# Instructions for the task:
Below are the records; copy each line in which "rate" can be found.

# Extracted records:
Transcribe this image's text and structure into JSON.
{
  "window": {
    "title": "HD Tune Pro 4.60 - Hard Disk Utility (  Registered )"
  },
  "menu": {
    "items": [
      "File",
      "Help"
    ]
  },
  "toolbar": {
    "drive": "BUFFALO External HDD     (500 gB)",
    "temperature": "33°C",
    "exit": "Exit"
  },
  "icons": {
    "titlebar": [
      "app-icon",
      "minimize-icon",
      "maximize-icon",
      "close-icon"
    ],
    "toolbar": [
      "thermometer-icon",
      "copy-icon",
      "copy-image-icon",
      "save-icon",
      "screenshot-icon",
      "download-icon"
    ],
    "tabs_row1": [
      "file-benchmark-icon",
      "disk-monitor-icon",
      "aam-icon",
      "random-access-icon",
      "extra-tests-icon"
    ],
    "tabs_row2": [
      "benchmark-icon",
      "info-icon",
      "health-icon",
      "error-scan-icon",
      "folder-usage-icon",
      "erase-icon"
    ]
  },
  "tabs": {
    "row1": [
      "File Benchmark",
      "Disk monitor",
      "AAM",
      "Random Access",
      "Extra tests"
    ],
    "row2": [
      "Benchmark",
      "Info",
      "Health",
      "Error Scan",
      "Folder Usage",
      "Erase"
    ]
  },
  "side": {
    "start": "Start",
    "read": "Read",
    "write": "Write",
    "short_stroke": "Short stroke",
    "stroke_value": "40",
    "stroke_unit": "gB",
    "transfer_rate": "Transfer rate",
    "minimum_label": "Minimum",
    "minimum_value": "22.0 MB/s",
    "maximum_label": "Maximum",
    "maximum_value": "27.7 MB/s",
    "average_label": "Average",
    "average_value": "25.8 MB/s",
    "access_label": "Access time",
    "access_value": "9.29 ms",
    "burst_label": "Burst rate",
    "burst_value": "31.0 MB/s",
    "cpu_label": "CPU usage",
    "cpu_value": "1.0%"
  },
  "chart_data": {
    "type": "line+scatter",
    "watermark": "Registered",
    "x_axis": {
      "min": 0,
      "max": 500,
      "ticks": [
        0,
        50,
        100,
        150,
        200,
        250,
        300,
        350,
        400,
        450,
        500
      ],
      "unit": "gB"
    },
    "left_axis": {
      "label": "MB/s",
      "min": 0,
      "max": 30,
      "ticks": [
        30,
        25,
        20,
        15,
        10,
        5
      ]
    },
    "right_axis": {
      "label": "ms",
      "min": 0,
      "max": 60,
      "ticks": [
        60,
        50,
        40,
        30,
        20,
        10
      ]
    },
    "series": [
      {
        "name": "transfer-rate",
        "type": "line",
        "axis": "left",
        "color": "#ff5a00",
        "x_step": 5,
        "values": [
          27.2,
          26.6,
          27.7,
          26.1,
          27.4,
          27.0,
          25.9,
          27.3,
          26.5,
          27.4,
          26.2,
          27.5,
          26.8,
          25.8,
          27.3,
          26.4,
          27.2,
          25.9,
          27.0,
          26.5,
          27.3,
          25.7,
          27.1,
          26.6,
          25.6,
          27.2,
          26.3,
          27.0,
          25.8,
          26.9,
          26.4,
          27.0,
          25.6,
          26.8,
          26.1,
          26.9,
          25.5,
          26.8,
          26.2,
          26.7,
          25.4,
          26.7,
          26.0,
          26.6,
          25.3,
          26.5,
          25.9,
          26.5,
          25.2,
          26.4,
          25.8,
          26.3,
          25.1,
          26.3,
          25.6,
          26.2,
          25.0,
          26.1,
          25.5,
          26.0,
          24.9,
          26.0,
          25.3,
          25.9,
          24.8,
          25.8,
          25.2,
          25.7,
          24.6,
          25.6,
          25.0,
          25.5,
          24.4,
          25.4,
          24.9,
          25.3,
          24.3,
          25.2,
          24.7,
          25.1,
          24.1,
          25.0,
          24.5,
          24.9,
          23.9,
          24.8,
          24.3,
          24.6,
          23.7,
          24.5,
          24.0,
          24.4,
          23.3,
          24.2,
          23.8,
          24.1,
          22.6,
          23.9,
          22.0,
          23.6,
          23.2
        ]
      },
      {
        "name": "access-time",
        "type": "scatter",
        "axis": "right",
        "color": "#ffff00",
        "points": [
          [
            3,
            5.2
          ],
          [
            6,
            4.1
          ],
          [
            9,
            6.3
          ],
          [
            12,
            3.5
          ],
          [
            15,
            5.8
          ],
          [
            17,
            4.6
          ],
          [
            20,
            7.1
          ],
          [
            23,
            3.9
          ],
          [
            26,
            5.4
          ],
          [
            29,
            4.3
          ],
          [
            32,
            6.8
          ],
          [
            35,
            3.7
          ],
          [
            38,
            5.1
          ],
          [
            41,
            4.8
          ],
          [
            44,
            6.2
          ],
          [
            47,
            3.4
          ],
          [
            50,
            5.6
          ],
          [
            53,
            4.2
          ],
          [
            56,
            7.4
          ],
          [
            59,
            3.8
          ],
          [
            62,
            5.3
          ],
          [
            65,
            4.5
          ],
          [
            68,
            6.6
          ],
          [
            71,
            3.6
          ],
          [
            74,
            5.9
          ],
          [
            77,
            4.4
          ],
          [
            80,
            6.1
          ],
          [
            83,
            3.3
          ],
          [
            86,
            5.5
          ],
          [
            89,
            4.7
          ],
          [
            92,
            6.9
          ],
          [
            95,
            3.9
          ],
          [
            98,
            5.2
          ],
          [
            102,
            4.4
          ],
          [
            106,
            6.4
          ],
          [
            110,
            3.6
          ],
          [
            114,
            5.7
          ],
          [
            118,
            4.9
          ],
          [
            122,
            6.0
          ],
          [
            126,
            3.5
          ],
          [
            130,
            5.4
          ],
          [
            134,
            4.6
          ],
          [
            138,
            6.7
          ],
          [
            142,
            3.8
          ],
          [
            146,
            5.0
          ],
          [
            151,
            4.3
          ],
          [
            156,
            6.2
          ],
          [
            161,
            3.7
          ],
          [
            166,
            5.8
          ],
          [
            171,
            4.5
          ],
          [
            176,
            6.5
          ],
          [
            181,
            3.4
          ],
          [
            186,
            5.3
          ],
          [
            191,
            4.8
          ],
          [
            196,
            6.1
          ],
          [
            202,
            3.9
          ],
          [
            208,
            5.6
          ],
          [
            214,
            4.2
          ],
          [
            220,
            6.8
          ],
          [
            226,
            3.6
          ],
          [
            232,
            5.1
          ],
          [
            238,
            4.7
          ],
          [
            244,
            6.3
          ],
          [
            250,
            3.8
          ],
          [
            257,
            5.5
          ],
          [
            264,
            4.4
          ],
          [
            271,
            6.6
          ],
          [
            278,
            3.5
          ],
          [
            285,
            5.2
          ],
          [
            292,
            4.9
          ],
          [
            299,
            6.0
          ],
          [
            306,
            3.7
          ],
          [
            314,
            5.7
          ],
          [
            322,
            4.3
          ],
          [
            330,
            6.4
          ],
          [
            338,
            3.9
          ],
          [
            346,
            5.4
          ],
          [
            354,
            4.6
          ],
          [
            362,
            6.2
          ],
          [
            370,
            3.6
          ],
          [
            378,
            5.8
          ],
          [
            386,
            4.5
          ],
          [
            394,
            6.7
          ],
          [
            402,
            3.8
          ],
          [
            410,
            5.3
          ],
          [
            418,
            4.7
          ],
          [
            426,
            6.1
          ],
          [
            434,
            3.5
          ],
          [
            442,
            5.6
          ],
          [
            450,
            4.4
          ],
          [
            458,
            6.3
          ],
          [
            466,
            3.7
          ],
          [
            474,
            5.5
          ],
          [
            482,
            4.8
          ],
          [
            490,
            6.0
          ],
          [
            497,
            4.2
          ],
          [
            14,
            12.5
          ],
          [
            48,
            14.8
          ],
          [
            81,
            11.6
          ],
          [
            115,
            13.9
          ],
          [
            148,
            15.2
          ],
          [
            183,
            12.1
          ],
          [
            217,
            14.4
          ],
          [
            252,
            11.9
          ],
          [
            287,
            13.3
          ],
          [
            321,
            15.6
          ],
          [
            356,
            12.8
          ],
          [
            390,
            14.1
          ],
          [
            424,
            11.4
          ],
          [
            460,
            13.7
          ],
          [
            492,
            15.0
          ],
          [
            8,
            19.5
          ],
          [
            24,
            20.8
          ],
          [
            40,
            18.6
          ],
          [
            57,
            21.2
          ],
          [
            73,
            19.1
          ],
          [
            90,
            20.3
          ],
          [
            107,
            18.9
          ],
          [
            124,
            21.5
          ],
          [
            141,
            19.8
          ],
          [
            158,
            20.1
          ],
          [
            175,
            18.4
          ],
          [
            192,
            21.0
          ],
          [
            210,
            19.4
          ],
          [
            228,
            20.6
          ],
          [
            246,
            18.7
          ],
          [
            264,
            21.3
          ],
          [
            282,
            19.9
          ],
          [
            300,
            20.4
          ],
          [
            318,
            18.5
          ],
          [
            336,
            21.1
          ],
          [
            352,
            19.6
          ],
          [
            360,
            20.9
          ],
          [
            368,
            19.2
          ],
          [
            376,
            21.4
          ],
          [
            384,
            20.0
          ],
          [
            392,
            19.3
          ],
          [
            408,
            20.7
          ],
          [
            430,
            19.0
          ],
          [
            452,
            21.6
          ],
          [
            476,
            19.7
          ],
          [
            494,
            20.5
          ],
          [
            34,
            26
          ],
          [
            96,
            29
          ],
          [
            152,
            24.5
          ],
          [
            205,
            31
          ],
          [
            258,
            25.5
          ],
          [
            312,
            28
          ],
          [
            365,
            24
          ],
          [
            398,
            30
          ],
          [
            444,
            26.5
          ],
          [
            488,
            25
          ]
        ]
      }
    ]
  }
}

# Task result:
    "transfer_rate": "Transfer rate",
    "burst_label": "Burst rate",
        "name": "transfer-rate",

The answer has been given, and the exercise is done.